Now, both Schickel and Doherty are right, but I fail to see how either point reflects poorly on online criticism. Schickel's contention with paper editors forcing critics to conform more to mass taste -- presumably because of the number of writers on the Internet who cater to more popular films -- is a statement on the decline of print criticism, not the medium of film analysis as a whole. Indeed, I cannot wrap my head around Doherty's idea that the Internet is somehow the "enemy" of print writers. As long as they get paid, do writers honestly give a damn if they're writing online? The paragraph only seems more confusing when, just above it, Doherty listed many of the boons of writing on blogs and Web sites. What critic wouldn't dream of writing without word limits? Who wouldn't love the ability to be able to post screencaps and video clips to back up claims about mise-en-scène or lighting or whatever, as Bordwell does in his essays? What true, passionate film critic wouldn't jump at the chance to talk more about film and to use the freedom of the blog to write about films outside the multiplex, on foreign films, independent cinema and old, forgotten favorites? One need only look at the blogs run by accepted critics -- Ebert, Bordwell, Rosenbaum, Glenn Kenny -- to see how these writers can be so much more perceptive and thorough with the advantage of the Internet.
I suppose that this post, by nature of its subject, must seem self-defensive, but I do not lump myself in with print critics nor high-profile Web-based critics such as Dennis Cozzalio. That's part of what I find so tedious about the sweeping generalizations made about online critics: it is accepted as fact that anyone with a blog has a Napoleon complex and thinks himself the equal of any certified critic. I use this blog as a means to develop writing and critical skills in the hope that, one day, I can confidently call myself a true critic. I am not on the level of Cozzalio, Ed Howard, Jason Bellamy and a number of other online writers I would not hesitate to call critics, just as I am not a mercurial spaz who alternates between cheerleading and trolling depending on how much swag I got from a film's producers. There are divisions in online criticism, countless ones due to the nature of the freedom and possibility afforded to us; likewise, it's foolhardy to align all of the print critics together as if to face the darkness as one. Pete Hammond does not deserve to be mentioned in the same breath as Roger Ebert, who cannot be compared to someone like J. Hoberman except in terms of how they differ.

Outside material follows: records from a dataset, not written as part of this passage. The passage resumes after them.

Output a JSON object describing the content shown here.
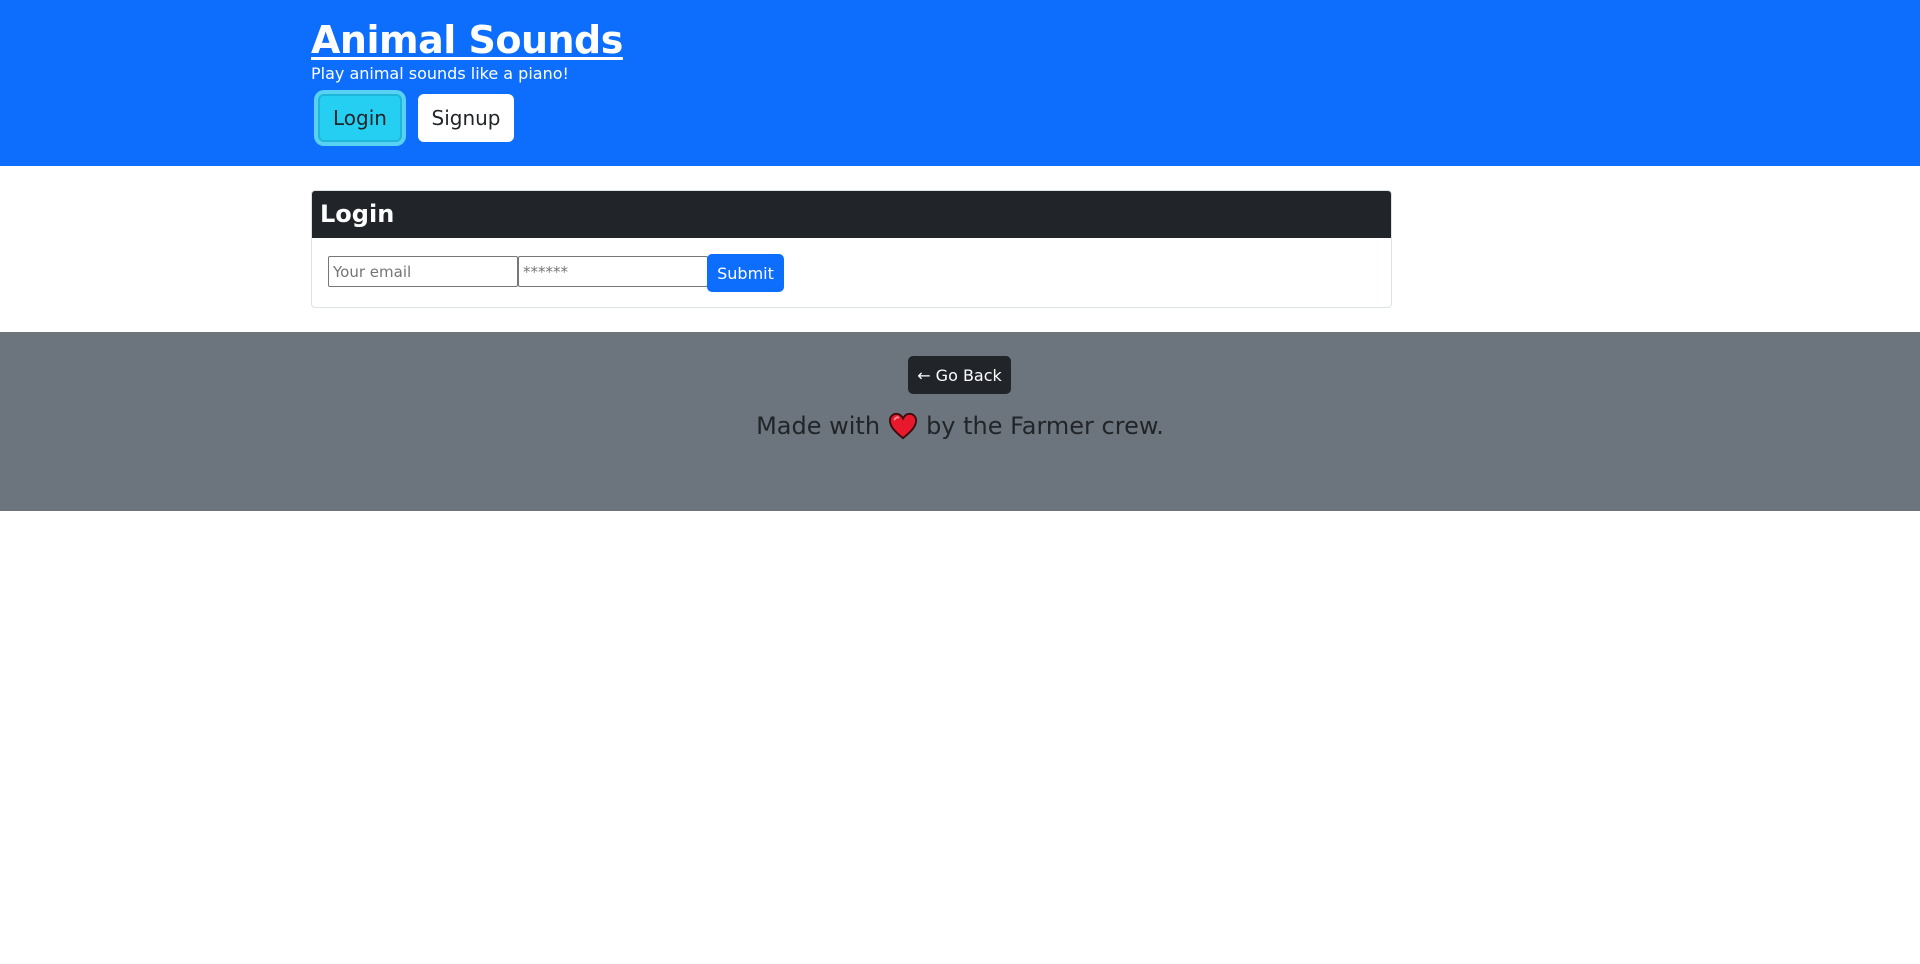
{
  "header": {
    "title": "Animal Sounds",
    "tagline": "Play animal sounds like a piano!",
    "nav": {
      "login_label": "Login",
      "signup_label": "Signup"
    }
  },
  "login_card": {
    "title": "Login",
    "email_placeholder": "Your email",
    "password_placeholder": "******",
    "submit_label": "Submit"
  },
  "footer": {
    "back_label": "← Go Back",
    "made_with_prefix": "Made with",
    "made_with_suffix": "by the Farmer crew.",
    "heart_icon": "heart-icon"
  },
  "colors": {
    "primary": "#0d6efd",
    "active_nav": "#25cff2",
    "dark": "#212529",
    "footer_bg": "#6c757d",
    "heart": "#e8192c"
  }
}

A lovely counterpoint to the whinging of Schickel and Doherty came in the form of Roger Ebert's return to television on Tuesday to premiere his new computerized voice, modeled to sound like his by splicing audio from his DVD commentaries and his old T.V. spots. Perhaps I'm stretching the importance of this because seeing Roger again was such a heartbreaking yet uplifting experience, but the vision of Roger, who's had to struggle through actual problems and undergone countless surgeries and near-death scenarios, coming on T.V. to re-affirm his joie de vivre and his love for his family and his job is a burning ray of sunshine in the depressive shit propounded this week. Even if we set aside Roger's relationship with his wife, Chaz, which is beyond heartwarming and worthy of its own consideration but not relevant to this discussion, the fact that Ebert still gets out of bed every day and not only still goes to work but absolutely loves his profession, as opposed to Schickel who now bites the hand that feeds out of pettiness, should inspire not only critics but everyone who searches for a dream job. In Ebert, we have the perfect image of cinephilia and the true worth of the critic: a critic doesn't go to the movies to feed a need to feel superior despite never making one's own art (as if eloquent criticism is not itself an art). Critics go to the movies because they love to do so, and they love to talk to people about movies. And that kind of enthusiasm can never die.